■ ASSIGNMENT ■
Every entry needs to be printed exactly, please.

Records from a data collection
- Opening Delimiter -

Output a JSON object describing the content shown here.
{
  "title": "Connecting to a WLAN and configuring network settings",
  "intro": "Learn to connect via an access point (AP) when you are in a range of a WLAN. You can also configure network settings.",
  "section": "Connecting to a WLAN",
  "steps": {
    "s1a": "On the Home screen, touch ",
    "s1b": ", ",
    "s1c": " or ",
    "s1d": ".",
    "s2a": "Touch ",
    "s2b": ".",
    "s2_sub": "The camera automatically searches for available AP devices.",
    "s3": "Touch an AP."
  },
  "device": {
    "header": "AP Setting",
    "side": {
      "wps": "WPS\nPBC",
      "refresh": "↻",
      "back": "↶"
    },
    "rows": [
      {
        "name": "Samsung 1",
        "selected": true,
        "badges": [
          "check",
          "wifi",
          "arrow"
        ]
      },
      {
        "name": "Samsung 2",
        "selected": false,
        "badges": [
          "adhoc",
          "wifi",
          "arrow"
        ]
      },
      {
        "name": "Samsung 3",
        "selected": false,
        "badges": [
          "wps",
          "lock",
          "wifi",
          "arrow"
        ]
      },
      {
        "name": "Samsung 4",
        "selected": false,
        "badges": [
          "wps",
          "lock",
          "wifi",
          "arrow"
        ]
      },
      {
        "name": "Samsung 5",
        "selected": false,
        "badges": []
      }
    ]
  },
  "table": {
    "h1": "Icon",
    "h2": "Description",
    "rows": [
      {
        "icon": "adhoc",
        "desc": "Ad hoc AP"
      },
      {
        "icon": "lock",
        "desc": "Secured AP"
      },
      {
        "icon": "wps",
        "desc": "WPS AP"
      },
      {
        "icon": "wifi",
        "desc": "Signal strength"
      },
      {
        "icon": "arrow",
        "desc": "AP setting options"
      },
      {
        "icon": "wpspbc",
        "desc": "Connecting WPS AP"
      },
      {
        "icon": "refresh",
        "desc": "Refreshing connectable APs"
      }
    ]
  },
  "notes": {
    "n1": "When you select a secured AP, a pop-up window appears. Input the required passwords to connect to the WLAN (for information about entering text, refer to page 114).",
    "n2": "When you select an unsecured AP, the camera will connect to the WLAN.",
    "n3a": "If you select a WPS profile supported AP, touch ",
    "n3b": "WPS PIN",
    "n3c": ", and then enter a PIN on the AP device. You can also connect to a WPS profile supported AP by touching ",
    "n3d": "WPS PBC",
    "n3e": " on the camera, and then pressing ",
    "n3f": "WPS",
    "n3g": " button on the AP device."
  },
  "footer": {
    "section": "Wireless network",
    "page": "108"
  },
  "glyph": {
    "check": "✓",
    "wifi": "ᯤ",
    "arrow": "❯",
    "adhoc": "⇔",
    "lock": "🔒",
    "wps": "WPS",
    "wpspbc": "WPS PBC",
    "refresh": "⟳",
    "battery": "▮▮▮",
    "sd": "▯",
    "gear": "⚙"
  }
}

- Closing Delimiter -

■ ANSWER BOX ■
Output a JSON object describing the content shown here.
{
  "title": "Connecting to a WLAN and configuring network settings",
  "intro": "Learn to connect via an access point (AP) when you are in a range of a WLAN. You can also configure network settings.",
  "section": "Connecting to a WLAN",
  "steps": {
    "s1a": "On the Home screen, touch ",
    "s1b": ", ",
    "s1c": " or ",
    "s1d": ".",
    "s2a": "Touch ",
    "s2b": ".",
    "s2_sub": "The camera automatically searches for available AP devices.",
    "s3": "Touch an AP."
  },
  "device": {
    "header": "AP Setting",
    "side": {
      "wps": "WPS\nPBC",
      "refresh": "↻",
      "back": "↶"
    },
    "rows": [
      {
        "name": "Samsung 1",
        "selected": true,
        "badges": [
          "check",
          "wifi",
          "arrow"
        ]
      },
      {
        "name": "Samsung 2",
        "selected": false,
        "badges": [
          "adhoc",
          "wifi",
          "arrow"
        ]
      },
      {
        "name": "Samsung 3",
        "selected": false,
        "badges": [
          "wps",
          "lock",
          "wifi",
          "arrow"
        ]
      },
      {
        "name": "Samsung 4",
        "selected": false,
        "badges": [
          "wps",
          "lock",
          "wifi",
          "arrow"
        ]
      },
      {
        "name": "Samsung 5",
        "selected": false,
        "badges": []
      }
    ]
  },
  "table": {
    "h1": "Icon",
    "h2": "Description",
    "rows": [
      {
        "icon": "adhoc",
        "desc": "Ad hoc AP"
      },
      {
        "icon": "lock",
        "desc": "Secured AP"
      },
      {
        "icon": "wps",
        "desc": "WPS AP"
      },
      {
        "icon": "wifi",
        "desc": "Signal strength"
      },
      {
        "icon": "arrow",
        "desc": "AP setting options"
      },
      {
        "icon": "wpspbc",
        "desc": "Connecting WPS AP"
      },
      {
        "icon": "refresh",
        "desc": "Refreshing connectable APs"
      }
    ]
  },
  "notes": {
    "n1": "When you select a secured AP, a pop-up window appears. Input the required passwords to connect to the WLAN (for information about entering text, refer to page 114).",
    "n2": "When you select an unsecured AP, the camera will connect to the WLAN.",
    "n3a": "If you select a WPS profile supported AP, touch ",
    "n3b": "WPS PIN",
    "n3c": ", and then enter a PIN on the AP device. You can also connect to a WPS profile supported AP by touching ",
    "n3d": "WPS PBC",
    "n3e": " on the camera, and then pressing ",
    "n3f": "WPS",
    "n3g": " button on the AP device."
  },
  "footer": {
    "section": "Wireless network",
    "page": "108"
  },
  "glyph": {
    "check": "✓",
    "wifi": "ᯤ",
    "arrow": "❯",
    "adhoc": "⇔",
    "lock": "🔒",
    "wps": "WPS",
    "wpspbc": "WPS PBC",
    "refresh": "⟳",
    "battery": "▮▮▮",
    "sd": "▯",
    "gear": "⚙"
  }
}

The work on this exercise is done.